==== Given data

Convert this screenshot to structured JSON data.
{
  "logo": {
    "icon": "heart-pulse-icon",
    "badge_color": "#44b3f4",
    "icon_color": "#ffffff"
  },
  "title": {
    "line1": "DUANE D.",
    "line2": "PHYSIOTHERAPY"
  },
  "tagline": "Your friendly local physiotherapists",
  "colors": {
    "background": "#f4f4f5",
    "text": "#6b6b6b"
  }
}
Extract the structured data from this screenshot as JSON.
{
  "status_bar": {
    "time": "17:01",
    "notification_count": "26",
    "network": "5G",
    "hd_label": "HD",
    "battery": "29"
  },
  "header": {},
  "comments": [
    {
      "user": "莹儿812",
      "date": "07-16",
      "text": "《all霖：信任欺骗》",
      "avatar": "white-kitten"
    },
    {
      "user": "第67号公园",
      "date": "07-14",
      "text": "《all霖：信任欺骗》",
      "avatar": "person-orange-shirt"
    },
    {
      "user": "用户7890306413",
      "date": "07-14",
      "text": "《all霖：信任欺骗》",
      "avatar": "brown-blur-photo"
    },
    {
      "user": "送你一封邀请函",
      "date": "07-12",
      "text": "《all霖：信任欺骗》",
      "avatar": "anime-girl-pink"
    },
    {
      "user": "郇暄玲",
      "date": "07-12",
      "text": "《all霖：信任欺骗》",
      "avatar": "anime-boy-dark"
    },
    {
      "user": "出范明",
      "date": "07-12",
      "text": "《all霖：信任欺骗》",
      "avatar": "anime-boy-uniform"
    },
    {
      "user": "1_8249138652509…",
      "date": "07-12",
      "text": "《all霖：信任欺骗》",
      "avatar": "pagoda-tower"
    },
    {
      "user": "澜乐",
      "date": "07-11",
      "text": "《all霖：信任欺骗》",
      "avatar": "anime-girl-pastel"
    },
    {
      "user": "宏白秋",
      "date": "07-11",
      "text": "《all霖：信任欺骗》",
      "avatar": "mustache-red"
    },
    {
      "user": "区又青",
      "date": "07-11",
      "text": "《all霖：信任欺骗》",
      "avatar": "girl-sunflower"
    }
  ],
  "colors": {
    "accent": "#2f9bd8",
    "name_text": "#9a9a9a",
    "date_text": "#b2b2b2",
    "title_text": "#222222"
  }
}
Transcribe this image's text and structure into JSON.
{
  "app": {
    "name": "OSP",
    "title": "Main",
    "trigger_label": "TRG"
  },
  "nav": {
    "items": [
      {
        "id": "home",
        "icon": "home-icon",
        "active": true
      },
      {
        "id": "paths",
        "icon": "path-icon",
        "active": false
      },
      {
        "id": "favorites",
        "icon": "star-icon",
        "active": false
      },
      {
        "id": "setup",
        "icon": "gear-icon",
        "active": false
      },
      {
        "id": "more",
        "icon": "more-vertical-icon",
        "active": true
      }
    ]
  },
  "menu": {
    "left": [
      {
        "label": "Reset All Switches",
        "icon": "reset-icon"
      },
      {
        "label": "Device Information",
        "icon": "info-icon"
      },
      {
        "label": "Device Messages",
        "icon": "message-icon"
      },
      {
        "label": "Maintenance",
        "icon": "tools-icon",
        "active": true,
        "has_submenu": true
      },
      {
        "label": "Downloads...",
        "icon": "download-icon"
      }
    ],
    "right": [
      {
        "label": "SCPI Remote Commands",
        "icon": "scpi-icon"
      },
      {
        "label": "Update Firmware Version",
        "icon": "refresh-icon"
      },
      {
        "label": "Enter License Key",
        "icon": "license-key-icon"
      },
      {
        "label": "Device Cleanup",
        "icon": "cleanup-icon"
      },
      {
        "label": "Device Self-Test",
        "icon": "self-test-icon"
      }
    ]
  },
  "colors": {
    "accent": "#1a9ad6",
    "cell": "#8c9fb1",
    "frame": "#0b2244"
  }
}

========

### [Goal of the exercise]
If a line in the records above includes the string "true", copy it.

### [Output for this exercise]
        "active": true
        "active": true
        "active": true,
        "has_submenu": true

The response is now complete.